is a recording of the very first meeting of two remarkable saxophonistslegendary Swedish baritone and tenor player Mats Gustafsson
and Montreal-based American Colin Stetson
, a member of Arcade Fire's touring band as well as bass saxophonist of choice for an impressive list of musicians including Laurie Anderson
, David Byrne and Tom Waits
. The album's four trackssome thirty-five minutes of musicwere recorded live onstage at the Vancouver Jazz Festival in 2011 and feature the two saxophonists alone together.
Saxophone duos are comparatively rare, with many of them involving Anthony Braxton
or Evan Parker
with others or together. Despite his vast discography, Gustafsson has rarely been drawn to the formatalthough he has often played in a trio with fellow Chicago Tentet saxophonists Peter Brötzmann
and Ken Vandermark
. With Gustafsson and Stetson alone onstage, wielding a baritone saxophone and a bass saxophone in front of an audience, there was clearly the potential for this encounter to become a testosterone-fuelled battle for supremacy between two gunslingers...
Miraculously, it never even approaches such a scenario. On the opening "Stones That Rest Heavily"all the track titles were partly inspired by Gunnar Ekelöf (1907-1968), Sweden's first surrealist poetinstead of the deep, powerful tones of the two saxophones becoming akin to weapons, it is their warmth that predominates as the players metaphorically embrace one another, exchanging rich sustained notes and melodic phrases. Yes, each of them is packing an impressively powerful punch but, rather than directing them at each other, they work together to create beguiling music.
That goodwill and creativity continues on the remaining three tracks in a variety of forms. Each player occasionally employs his second horn, bringing freshness and variety to the music. At times they raise a smile with their antics, as on "Stones That Can Only Be," where they indulge in an extended spell of quacking at each other. The lack of a competitive edge does not mean the playing is bland. So, on the closing "Stones That Have Only," there is energetic, hard-edged playing from each musician, which verges on brutal at times but never turns nasty; its final passage brings the album to a suitably peaceful and harmonious conclusion. As Gustafsson comments of the whole encounter, "It was completely magic. All was there, the communication, the interaction, the music, the mystery." It is impossible to argue with a syllable of those sentiments. Very highly recommended.

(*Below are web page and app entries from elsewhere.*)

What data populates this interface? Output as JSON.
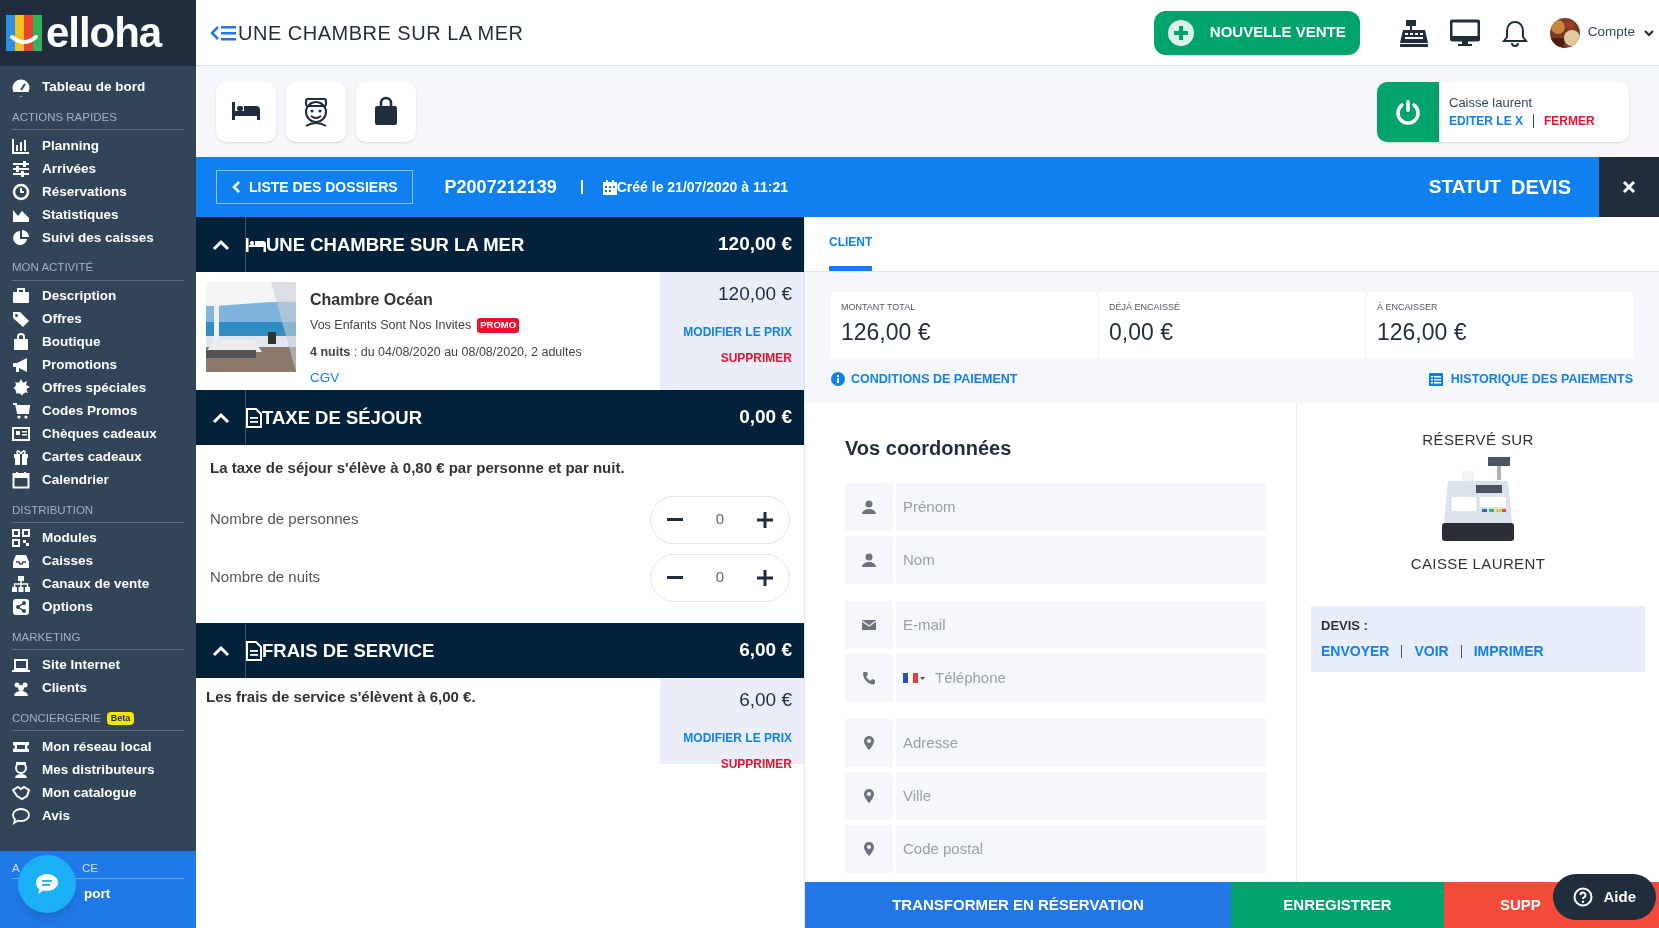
{
  "brand": "elloha",
  "header": {
    "title": "UNE CHAMBRE SUR LA MER",
    "new_sale_button": "NOUVELLE VENTE",
    "account": "Compte"
  },
  "sidebar": {
    "dashboard": "Tableau de bord",
    "sections": [
      {
        "title": "ACTIONS RAPIDES",
        "items": [
          "Planning",
          "Arrivées",
          "Réservations",
          "Statistiques",
          "Suivi des caisses"
        ]
      },
      {
        "title": "MON ACTIVITÉ",
        "items": [
          "Description",
          "Offres",
          "Boutique",
          "Promotions",
          "Offres spéciales",
          "Codes Promos",
          "Chèques cadeaux",
          "Cartes cadeaux",
          "Calendrier"
        ]
      },
      {
        "title": "DISTRIBUTION",
        "items": [
          "Modules",
          "Caisses",
          "Canaux de vente",
          "Options"
        ]
      },
      {
        "title": "MARKETING",
        "items": [
          "Site Internet",
          "Clients"
        ]
      },
      {
        "title": "CONCIERGERIE",
        "badge": "Beta",
        "items": [
          "Mon réseau local",
          "Mes distributeurs",
          "Mon catalogue",
          "Avis"
        ]
      }
    ],
    "assistance": {
      "title_start": "A",
      "title_end": "CE",
      "item": "port"
    }
  },
  "cash_register": {
    "name": "Caisse laurent",
    "edit": "EDITER LE X",
    "close": "FERMER"
  },
  "file_bar": {
    "back": "LISTE DES DOSSIERS",
    "number": "P2007212139",
    "created": "Créé le 21/07/2020 à 11:21",
    "status_label": "STATUT",
    "status": "DEVIS"
  },
  "cart": [
    {
      "kind": "room",
      "title": "UNE CHAMBRE SUR LA MER",
      "total": "120,00 €",
      "name": "Chambre Océan",
      "offer": "Vos Enfants Sont Nos Invites",
      "promo": "PROMO",
      "details": "**4 nuits** : du 04/08/2020 au 08/08/2020, 2 adultes",
      "link": "CGV",
      "price": "120,00 €",
      "edit": "MODIFIER LE PRIX",
      "delete": "SUPPRIMER"
    },
    {
      "kind": "tax",
      "title": "TAXE DE SÉJOUR",
      "total": "0,00 €",
      "note": "La taxe de séjour s'élève à 0,80 € par personne et par nuit.",
      "counters": [
        {
          "label": "Nombre de personnes",
          "value": "0"
        },
        {
          "label": "Nombre de nuits",
          "value": "0"
        }
      ]
    },
    {
      "kind": "fee",
      "title": "FRAIS DE SERVICE",
      "total": "6,00 €",
      "note": "Les frais de service s'élèvent à 6,00 €.",
      "price": "6,00 €",
      "edit": "MODIFIER LE PRIX",
      "delete": "SUPPRIMER"
    }
  ],
  "tabs": [
    {
      "label": "CLIENT",
      "selected": true
    }
  ],
  "payment": {
    "cards": [
      {
        "label": "MONTANT TOTAL",
        "value": "126,00 €"
      },
      {
        "label": "DÉJÀ ENCAISSÉ",
        "value": "0,00 €"
      },
      {
        "label": "À ENCAISSER",
        "value": "126,00 €"
      }
    ],
    "conditions": "CONDITIONS DE PAIEMENT",
    "history": "HISTORIQUE DES PAIEMENTS"
  },
  "form": {
    "title": "Vos coordonnées",
    "field_groups": [
      [
        {
          "kind": "person",
          "placeholder": "Prénom"
        },
        {
          "kind": "person",
          "placeholder": "Nom"
        }
      ],
      [
        {
          "kind": "email",
          "placeholder": "E-mail"
        },
        {
          "kind": "phone",
          "placeholder": "Téléphone"
        }
      ],
      [
        {
          "kind": "location",
          "placeholder": "Adresse"
        },
        {
          "kind": "location",
          "placeholder": "Ville"
        },
        {
          "kind": "location",
          "placeholder": "Code postal"
        }
      ]
    ]
  },
  "booked_on": {
    "title": "RÉSERVÉ SUR",
    "name": "CAISSE LAURENT",
    "quote_label": "DEVIS :",
    "actions": [
      "ENVOYER",
      "VOIR",
      "IMPRIMER"
    ]
  },
  "actions": [
    {
      "kind": "primary",
      "label": "TRANSFORMER EN RÉSERVATION"
    },
    {
      "kind": "save",
      "label": "ENREGISTRER"
    },
    {
      "kind": "danger",
      "label": "SUPP"
    }
  ],
  "help_button": "Aide"
}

Stones That Rest Heavily; Stones That Can Only Be; Stones That Need Not; Stones That Only Have.
Colin Stetson: alto and bass saxophones; Mats Gustafsson: tenor and baritone saxophones.